Directions: Every line with the string "size" must be copied from the entries below.
+++ Entries provided +++
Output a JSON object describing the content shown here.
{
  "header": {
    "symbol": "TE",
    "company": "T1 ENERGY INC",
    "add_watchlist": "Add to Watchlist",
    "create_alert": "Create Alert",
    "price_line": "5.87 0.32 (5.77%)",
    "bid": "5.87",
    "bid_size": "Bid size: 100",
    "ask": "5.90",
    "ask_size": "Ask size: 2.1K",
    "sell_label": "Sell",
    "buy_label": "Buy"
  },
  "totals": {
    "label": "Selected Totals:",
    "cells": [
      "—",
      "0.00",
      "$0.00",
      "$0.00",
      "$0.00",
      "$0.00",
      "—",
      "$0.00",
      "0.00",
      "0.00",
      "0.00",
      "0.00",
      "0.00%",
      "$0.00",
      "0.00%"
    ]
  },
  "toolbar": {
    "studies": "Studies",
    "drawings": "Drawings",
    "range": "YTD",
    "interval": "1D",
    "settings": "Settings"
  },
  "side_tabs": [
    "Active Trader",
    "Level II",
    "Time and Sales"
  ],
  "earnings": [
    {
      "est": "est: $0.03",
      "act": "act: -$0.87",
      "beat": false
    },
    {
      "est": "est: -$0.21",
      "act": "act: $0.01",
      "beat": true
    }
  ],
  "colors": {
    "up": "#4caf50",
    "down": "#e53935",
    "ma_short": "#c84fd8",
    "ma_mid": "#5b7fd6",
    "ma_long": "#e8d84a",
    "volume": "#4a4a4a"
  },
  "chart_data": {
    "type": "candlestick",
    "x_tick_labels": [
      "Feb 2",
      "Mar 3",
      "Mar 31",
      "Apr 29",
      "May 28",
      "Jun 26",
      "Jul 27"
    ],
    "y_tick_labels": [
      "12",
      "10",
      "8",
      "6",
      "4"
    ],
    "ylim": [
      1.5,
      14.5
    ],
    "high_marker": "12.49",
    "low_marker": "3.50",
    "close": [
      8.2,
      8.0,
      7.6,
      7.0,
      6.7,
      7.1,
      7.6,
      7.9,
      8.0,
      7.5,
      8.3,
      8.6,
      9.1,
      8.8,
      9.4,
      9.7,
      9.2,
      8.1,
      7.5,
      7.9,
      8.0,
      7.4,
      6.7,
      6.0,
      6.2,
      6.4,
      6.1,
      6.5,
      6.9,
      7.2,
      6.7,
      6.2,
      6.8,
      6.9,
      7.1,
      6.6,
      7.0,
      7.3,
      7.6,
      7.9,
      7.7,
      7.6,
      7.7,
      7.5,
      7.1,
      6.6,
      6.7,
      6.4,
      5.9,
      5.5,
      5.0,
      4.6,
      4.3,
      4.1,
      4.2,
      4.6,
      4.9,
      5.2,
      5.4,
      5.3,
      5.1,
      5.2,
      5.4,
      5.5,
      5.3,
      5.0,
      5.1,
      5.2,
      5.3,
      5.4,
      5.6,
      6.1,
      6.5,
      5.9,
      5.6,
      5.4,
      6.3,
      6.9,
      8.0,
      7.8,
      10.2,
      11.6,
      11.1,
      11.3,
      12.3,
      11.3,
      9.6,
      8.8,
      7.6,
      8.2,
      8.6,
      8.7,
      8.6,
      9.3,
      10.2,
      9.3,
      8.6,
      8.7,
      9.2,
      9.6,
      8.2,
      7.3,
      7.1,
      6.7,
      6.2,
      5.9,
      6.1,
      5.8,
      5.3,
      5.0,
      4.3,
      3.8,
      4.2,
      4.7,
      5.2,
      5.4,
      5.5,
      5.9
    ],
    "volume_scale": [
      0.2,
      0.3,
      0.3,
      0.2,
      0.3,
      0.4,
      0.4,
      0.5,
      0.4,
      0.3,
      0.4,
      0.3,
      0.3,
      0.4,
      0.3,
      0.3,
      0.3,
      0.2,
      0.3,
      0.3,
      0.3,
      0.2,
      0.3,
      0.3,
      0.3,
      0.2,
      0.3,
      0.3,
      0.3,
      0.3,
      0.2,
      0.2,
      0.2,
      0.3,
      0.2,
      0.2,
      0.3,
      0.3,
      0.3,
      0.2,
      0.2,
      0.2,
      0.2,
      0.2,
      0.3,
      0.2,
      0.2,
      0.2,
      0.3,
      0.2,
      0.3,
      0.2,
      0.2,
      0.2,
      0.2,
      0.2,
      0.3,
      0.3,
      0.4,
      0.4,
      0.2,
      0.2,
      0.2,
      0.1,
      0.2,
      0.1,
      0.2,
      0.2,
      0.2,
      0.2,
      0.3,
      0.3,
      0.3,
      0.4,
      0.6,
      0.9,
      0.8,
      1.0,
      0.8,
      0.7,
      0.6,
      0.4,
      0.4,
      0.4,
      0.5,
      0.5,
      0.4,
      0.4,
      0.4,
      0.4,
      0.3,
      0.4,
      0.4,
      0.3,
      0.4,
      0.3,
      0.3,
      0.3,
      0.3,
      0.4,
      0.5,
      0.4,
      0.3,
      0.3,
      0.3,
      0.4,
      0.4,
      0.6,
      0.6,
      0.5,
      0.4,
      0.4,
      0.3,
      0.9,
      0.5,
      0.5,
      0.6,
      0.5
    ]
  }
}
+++
Answer section:
    "bid_size": "Bid size: 100",
    "ask_size": "Ask size: 2.1K",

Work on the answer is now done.